Look through the entries that follow and return each line that has the string "image".
Supplied material Block Start
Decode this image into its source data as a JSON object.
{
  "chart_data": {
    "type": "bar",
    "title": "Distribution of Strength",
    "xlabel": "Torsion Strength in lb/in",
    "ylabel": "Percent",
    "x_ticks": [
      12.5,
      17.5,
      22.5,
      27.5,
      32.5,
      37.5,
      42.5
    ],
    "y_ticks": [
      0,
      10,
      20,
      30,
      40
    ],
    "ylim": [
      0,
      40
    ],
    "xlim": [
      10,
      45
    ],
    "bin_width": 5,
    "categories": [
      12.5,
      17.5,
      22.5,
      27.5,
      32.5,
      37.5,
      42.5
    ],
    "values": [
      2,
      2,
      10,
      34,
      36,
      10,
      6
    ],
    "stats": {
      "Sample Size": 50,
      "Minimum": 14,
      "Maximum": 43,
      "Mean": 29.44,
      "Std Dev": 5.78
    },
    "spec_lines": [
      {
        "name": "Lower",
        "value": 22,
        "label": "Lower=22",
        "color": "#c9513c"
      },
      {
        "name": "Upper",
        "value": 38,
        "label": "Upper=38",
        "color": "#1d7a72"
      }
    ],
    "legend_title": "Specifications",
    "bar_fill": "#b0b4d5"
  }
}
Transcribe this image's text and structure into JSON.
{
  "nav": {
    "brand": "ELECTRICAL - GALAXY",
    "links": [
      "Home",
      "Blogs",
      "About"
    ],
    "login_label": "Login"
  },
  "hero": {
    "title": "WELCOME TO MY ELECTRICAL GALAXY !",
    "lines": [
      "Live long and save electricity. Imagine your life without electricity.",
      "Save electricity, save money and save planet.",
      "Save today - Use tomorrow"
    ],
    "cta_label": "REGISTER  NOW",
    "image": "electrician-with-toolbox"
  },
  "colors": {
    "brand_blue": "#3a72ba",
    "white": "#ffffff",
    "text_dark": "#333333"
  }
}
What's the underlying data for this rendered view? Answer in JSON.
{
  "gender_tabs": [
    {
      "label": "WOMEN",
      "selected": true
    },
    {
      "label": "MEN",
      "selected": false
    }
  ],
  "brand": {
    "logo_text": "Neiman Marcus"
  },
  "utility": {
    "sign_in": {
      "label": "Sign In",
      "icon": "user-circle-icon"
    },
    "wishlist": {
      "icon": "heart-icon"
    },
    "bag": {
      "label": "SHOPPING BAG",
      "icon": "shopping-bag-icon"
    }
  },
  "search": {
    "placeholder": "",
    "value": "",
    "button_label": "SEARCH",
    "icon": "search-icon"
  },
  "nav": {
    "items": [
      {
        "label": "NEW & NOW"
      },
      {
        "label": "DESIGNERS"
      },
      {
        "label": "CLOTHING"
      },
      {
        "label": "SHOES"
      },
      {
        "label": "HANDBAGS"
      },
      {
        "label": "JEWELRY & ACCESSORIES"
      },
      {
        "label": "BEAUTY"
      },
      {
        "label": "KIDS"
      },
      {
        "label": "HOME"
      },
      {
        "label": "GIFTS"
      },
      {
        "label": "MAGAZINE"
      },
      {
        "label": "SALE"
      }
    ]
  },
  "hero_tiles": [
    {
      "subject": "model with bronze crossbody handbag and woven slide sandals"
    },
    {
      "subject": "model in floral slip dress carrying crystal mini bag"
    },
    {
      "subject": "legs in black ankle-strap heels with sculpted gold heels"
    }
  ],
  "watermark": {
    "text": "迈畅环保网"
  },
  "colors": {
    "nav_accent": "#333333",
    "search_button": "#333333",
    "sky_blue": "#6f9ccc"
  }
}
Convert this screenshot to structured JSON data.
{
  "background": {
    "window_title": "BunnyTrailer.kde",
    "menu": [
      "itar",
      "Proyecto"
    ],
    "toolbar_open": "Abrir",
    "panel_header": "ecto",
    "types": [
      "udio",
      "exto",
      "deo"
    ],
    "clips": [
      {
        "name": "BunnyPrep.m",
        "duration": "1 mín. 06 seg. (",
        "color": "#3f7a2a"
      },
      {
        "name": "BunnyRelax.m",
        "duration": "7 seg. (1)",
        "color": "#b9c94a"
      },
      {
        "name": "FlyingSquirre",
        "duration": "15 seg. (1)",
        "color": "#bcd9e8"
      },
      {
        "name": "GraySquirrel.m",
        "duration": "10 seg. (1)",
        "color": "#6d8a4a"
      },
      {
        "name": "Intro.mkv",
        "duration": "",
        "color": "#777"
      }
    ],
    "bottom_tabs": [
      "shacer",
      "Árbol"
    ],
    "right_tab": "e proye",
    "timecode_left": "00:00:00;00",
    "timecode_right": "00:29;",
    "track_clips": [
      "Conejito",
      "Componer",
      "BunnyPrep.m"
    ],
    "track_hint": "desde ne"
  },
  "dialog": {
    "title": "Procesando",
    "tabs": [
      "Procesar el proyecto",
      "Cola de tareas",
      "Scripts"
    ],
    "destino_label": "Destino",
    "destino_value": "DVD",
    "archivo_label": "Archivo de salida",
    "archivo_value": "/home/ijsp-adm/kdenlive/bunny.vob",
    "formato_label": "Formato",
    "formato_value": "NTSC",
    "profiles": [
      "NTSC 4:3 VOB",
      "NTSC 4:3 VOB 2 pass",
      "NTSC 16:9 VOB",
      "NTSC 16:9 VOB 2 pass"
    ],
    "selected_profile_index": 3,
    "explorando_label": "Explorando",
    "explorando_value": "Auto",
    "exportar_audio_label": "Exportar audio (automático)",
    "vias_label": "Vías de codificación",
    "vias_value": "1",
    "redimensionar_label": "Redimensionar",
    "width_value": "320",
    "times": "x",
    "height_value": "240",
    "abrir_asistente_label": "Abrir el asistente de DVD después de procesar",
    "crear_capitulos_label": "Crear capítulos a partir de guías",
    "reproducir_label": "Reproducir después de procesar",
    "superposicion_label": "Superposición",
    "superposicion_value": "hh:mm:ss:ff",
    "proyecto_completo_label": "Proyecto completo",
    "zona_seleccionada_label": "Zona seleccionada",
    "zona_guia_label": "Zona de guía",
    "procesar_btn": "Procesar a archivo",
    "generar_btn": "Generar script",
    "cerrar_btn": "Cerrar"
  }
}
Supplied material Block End
# [Your solution]
Decode this image into its source data as a JSON object.
Transcribe this image's text and structure into JSON.
    "image": "electrician-with-toolbox"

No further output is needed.